Sarah: There is the potential for a campaign in Ireland to save lives and save the State money. Up to 550 strokes a year could be prevented through this awareness campaign and improved treatment and management of AF.
Currently, many people with AF in Ireland go untreated.
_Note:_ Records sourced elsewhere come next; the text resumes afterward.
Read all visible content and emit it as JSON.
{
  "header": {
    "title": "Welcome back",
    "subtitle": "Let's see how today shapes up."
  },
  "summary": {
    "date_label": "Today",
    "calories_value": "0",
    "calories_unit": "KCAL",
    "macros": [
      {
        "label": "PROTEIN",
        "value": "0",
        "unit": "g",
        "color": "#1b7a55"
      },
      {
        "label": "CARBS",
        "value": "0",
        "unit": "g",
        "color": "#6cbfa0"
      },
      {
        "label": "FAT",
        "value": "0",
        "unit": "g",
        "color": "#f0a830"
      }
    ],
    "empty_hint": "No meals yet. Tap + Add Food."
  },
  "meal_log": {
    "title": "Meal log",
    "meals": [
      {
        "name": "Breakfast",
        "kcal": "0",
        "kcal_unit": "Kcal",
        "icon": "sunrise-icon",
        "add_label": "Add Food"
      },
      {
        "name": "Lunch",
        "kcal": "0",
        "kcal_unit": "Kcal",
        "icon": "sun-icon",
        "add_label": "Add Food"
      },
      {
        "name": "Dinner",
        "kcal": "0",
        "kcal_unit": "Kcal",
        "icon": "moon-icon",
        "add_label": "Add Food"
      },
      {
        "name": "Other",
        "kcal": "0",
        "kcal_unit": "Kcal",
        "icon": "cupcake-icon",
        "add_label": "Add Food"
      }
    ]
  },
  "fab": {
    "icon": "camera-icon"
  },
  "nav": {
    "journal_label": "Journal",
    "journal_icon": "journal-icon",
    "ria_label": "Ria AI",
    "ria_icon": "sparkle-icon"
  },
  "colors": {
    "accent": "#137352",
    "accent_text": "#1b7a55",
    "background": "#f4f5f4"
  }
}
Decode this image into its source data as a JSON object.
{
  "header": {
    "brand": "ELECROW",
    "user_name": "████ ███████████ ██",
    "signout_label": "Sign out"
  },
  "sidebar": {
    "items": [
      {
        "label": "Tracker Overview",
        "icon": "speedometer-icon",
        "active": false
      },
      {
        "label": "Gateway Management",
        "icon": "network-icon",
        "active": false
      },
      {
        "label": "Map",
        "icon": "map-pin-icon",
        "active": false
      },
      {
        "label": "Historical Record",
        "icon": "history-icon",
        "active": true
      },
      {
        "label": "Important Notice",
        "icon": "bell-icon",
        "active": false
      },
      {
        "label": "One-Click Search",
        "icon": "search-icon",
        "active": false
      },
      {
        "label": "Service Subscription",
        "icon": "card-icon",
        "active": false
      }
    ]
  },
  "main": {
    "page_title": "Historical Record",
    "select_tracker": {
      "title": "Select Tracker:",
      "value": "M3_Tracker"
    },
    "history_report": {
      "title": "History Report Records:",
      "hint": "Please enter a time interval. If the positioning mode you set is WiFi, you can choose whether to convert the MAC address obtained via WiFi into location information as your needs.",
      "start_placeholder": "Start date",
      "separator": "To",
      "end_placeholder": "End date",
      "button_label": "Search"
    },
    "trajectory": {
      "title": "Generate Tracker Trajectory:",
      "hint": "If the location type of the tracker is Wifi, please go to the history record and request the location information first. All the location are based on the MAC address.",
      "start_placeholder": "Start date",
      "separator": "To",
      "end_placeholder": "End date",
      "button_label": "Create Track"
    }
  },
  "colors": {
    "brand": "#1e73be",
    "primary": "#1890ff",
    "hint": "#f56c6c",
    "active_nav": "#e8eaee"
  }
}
We believe that greater awareness of AF in Ireland would greatly increase the number of people who will seek help for their condition, significantly reducing their risk of stroke.
Krishna: What do people need to do to help you with your entry?
Sarah: We are asking you and your readers to support the Irish Heart Foundation by voting online for our atrial fibrillation project.
Simply follow the link below and VOTE. https://www.heartofstroke.com/truthaboutafibinireland
Krishna: Where can people go to on your site to find out more about the condition?
Krishna: What Twitter hashtag will you use to build awareness about the campaign?
Sarah: We would love people to share and talk about the campaign using the hash tag #100K4Stroke – and please don’t forget to vote!
And you can follow the Irish Heart Foundation stroke Action camapign on Twitter @StrokeAction.
Krishna: Thanks so much Sarah for giving us a sense of the programme and why the public vote for your submission would make such a difference to people in Ireland.
Remember to caste your vote each day at https://www.heartofstroke.com/truthaboutafibinirelan